A few weeks ago, Jenni and some of our Tame Past Present Future volunteers took a stroll around Witton and along the Tame towards Salford Bridge, now situated underneath Spaghetti Junction. We will be producing a heritage walk through the area, so we were testing the route, finding out about the history, as well as using Phyllis Nicklin's photographs from the 1960s to explore how the area has changed. Nicklin was a geography lecturer at Birmingham University in the 1950s and 1960s, and as part of her work she took hundreds of images around Birmingham. We've pinpointed those taken in Witton and along the River Tame, and during the walk everyone was clicking away recording the industry in the area, and also trying to retake Nicklin's images.
Here is a selection of Phyllis Nicklin's photographs and the images taken by myself and our volunteers as we walked around the area.
HOCKLEY BROOK, SALFORD: EARLY 1963 & AUGUST 2014
The original image (see above) shows the River Tame flowing beneath the old canal bridge. The Hockley Brook, which was clearly visible joining the river in 1963, is now obscured by greenery.
|By Albert Blakeway|
GEC IN WITTON FROM DULVERTON ROAD: 1968 & 2014

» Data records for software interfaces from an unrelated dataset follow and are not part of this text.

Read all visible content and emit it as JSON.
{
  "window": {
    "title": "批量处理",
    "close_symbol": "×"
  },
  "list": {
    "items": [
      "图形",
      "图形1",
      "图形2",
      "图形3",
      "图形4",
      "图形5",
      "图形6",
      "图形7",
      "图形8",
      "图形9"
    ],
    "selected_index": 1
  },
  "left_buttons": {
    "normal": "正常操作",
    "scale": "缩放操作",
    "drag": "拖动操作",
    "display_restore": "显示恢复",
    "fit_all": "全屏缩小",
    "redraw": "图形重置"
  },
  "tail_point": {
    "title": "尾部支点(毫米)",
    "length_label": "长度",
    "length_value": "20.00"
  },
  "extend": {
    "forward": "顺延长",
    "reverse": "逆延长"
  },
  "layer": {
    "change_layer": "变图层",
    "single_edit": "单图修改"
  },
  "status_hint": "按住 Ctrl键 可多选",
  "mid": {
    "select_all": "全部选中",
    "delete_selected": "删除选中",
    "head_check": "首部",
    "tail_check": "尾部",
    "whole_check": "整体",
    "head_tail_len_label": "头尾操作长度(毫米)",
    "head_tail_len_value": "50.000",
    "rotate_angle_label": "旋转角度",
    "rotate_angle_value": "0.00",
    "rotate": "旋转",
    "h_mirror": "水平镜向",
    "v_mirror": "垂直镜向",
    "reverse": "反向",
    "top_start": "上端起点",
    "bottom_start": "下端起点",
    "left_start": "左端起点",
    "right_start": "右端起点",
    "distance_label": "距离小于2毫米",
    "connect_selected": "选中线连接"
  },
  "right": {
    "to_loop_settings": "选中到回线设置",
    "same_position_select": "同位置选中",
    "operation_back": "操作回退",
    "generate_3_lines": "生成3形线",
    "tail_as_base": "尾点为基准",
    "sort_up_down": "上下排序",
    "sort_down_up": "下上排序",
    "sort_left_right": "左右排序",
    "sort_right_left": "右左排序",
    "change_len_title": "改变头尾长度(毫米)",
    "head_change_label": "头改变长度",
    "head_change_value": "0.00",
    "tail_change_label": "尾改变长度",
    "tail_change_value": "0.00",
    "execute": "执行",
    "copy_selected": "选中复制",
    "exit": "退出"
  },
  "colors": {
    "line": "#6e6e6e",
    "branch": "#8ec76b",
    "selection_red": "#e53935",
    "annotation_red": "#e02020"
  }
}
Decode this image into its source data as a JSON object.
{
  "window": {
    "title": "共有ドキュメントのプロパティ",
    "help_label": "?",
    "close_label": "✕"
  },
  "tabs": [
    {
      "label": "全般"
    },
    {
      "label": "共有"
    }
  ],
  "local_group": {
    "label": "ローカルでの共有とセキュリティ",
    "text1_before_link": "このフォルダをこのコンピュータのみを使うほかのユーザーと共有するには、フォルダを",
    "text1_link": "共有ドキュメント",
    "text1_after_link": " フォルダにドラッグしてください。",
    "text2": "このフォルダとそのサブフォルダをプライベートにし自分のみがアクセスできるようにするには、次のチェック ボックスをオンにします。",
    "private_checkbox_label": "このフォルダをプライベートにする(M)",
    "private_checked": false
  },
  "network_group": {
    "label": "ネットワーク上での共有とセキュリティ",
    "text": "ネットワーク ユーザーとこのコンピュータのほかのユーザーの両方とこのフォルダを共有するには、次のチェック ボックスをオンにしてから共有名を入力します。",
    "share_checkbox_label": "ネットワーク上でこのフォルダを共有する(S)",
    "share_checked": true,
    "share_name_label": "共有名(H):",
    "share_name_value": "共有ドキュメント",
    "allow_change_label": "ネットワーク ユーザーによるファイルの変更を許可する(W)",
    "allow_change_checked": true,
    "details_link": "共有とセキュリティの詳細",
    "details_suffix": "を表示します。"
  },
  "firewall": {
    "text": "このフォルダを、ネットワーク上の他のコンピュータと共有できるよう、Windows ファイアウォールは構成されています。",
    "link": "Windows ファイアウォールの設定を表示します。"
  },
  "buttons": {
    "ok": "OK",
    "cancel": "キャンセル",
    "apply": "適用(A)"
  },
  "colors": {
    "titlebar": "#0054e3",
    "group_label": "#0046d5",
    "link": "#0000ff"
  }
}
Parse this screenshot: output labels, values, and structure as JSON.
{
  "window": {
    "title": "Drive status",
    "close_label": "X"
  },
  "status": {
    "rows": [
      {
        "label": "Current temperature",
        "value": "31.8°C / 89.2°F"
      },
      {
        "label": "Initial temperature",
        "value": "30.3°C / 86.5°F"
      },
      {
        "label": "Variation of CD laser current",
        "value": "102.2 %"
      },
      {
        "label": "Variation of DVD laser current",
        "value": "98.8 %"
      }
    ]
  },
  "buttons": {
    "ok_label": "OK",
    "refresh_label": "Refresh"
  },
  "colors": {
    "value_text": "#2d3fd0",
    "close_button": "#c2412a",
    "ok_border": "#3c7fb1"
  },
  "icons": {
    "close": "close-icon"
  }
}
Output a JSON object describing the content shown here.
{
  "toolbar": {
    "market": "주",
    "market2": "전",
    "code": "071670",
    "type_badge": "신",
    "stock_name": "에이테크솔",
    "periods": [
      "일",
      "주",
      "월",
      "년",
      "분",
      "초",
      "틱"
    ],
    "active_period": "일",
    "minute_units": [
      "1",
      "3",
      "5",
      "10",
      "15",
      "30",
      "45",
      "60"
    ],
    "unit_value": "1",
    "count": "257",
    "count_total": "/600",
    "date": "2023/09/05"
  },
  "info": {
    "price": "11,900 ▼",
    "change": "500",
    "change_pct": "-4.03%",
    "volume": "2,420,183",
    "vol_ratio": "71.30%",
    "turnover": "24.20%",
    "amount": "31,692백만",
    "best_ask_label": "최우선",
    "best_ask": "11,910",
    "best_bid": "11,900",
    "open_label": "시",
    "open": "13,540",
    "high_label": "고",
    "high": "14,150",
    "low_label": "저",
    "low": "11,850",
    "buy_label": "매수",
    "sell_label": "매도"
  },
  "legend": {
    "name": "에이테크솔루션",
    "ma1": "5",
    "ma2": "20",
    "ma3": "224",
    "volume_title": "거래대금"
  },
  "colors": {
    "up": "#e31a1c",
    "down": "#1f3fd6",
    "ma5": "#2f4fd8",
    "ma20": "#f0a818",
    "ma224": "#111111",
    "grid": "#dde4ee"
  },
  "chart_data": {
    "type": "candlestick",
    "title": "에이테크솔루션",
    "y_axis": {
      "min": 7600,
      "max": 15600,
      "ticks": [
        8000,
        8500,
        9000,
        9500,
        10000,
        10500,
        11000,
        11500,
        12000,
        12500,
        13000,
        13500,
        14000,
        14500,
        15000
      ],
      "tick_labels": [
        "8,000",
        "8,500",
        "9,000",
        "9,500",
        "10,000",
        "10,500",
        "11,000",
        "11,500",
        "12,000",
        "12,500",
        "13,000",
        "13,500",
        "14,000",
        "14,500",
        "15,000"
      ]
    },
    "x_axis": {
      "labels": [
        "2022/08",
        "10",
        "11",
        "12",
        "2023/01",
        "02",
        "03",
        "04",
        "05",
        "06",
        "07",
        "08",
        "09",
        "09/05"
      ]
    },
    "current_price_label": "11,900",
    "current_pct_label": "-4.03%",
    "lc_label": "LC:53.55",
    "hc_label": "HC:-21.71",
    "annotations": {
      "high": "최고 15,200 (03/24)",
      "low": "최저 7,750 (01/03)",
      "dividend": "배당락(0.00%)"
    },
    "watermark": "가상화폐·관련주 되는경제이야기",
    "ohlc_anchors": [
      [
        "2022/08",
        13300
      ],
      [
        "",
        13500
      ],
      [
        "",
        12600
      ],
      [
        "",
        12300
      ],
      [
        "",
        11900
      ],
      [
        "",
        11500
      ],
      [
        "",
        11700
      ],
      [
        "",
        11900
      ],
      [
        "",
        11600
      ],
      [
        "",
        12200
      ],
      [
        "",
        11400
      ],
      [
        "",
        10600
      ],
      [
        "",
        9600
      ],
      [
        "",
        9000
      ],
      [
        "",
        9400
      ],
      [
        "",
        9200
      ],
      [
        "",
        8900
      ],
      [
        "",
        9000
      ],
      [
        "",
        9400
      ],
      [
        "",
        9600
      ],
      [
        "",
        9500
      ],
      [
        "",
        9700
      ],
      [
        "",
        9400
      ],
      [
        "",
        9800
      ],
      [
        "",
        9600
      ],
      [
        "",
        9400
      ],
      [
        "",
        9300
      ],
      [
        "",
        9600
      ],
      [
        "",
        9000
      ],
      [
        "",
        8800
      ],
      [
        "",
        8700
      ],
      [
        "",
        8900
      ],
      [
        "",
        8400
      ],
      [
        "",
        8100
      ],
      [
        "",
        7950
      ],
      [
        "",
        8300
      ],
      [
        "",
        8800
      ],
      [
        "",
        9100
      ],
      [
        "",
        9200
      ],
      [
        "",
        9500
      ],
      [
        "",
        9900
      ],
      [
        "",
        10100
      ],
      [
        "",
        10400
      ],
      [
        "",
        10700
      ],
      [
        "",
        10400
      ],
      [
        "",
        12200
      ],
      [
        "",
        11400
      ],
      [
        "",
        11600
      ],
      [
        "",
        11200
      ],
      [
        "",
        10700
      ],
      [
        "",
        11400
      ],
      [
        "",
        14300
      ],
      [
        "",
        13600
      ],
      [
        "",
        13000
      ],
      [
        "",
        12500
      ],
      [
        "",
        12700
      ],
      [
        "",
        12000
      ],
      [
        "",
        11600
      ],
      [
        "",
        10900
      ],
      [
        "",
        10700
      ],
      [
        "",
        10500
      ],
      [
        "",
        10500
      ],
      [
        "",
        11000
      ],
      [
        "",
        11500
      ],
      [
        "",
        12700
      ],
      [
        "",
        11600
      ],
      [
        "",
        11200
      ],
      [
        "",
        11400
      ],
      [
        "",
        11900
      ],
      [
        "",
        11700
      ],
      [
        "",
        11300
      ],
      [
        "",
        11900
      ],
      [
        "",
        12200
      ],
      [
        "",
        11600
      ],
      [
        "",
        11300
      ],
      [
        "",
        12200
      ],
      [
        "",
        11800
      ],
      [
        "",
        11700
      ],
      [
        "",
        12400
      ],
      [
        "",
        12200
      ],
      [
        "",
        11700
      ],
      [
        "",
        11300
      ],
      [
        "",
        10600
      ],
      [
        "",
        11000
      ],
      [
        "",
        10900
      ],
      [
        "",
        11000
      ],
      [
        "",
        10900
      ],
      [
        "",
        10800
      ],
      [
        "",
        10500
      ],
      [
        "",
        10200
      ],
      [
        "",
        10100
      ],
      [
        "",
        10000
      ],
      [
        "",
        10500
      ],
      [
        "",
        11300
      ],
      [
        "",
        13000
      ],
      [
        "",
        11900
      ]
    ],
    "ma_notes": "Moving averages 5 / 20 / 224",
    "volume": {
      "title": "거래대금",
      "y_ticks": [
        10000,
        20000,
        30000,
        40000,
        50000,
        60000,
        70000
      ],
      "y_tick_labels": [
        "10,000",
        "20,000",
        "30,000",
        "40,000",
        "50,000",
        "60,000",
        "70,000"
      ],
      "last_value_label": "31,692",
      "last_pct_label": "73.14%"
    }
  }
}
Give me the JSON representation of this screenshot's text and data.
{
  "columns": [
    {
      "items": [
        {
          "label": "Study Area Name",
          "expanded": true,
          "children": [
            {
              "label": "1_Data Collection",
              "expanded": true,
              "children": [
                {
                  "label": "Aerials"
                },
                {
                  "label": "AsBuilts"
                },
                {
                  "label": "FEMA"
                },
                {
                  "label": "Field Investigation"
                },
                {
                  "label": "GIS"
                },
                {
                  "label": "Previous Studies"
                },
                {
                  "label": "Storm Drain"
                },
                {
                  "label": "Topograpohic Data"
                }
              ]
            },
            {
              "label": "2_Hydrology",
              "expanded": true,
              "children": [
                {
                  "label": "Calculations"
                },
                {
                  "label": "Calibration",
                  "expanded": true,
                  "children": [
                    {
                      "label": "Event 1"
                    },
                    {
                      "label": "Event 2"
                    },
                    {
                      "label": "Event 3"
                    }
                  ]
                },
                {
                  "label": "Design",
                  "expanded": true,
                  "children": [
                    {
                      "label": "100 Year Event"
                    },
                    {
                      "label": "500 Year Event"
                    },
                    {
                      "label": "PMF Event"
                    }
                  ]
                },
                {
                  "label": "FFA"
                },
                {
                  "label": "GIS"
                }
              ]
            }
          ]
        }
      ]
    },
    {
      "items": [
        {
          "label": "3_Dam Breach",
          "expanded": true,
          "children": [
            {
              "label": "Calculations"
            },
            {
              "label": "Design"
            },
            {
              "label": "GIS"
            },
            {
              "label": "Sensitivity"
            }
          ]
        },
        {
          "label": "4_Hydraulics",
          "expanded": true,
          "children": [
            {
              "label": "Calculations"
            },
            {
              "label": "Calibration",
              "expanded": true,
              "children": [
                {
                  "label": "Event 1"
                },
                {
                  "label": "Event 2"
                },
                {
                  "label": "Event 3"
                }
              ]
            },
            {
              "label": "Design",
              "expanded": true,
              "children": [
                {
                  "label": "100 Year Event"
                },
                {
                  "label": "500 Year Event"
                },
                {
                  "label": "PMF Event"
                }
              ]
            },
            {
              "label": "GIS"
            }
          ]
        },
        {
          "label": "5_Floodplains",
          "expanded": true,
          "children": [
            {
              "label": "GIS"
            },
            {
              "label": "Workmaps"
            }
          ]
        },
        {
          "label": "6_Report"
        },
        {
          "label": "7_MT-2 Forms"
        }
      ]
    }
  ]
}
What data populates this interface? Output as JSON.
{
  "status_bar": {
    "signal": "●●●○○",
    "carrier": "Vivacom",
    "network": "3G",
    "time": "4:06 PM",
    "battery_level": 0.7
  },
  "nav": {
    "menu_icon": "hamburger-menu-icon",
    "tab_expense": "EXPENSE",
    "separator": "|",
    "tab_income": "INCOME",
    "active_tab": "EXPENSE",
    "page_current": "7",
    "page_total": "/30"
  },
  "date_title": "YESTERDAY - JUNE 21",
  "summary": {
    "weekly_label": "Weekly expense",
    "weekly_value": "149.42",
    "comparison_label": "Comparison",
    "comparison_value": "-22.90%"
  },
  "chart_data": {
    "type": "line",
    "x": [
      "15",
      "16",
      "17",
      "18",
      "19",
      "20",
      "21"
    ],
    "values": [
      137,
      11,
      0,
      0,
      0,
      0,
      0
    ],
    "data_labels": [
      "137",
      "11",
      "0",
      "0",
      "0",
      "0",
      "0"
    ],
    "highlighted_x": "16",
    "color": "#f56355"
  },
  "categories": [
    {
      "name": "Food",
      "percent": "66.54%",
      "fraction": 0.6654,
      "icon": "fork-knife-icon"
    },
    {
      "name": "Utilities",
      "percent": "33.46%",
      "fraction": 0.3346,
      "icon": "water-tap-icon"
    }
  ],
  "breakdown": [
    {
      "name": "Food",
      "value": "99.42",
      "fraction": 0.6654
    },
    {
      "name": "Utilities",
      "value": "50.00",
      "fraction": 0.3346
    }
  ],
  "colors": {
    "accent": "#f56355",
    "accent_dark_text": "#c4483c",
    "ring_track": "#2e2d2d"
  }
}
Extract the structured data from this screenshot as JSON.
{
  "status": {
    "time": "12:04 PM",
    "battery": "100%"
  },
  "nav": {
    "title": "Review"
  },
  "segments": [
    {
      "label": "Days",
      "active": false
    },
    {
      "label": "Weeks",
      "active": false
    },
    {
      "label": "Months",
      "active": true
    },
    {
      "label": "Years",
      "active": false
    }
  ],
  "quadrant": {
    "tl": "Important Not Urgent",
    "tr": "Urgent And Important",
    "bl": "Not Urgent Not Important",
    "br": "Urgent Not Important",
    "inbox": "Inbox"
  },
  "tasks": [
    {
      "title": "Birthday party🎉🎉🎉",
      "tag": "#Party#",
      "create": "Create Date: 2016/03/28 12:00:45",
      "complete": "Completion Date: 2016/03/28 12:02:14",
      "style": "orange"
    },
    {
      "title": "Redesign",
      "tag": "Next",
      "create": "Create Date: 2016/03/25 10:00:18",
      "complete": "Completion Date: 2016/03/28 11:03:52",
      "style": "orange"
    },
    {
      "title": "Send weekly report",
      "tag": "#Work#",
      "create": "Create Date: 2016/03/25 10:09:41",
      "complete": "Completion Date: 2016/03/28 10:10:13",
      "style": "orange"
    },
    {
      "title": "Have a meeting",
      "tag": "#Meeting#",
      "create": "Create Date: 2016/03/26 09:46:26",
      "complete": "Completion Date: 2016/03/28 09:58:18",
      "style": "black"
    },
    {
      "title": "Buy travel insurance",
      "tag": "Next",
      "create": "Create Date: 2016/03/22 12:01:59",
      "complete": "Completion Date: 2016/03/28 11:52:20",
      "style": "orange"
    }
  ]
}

The following two images show the entrance to Witton's GEC, that in 1964 employed about 9000 people. Today (2014) the GEC is closed and most of its buildings have been demolished; though, the main building is listed, a gate post remains, as does a rather shabby looking electric lamp post (one of presumably many that would have lined the entrance). Around the back, along the canal, a chimney stands too.
|GEC from Dulverton Road by Albert Blakeway|
|GEC from Dulverton Road by Si Hope|
|GEC from Dulverton Road by Jen Dixon|
TAME VALLEY CANAL, SALFORD: 1968 & 2014
The Tame Valley Canal follows the river, on and off, from Wednesbury. Here it cuts to the rear of the GEC in Witton and joins the Grand Union and the Birmingham & Fazeley canals at Salford Junction, now underneath Spaghetti Junction.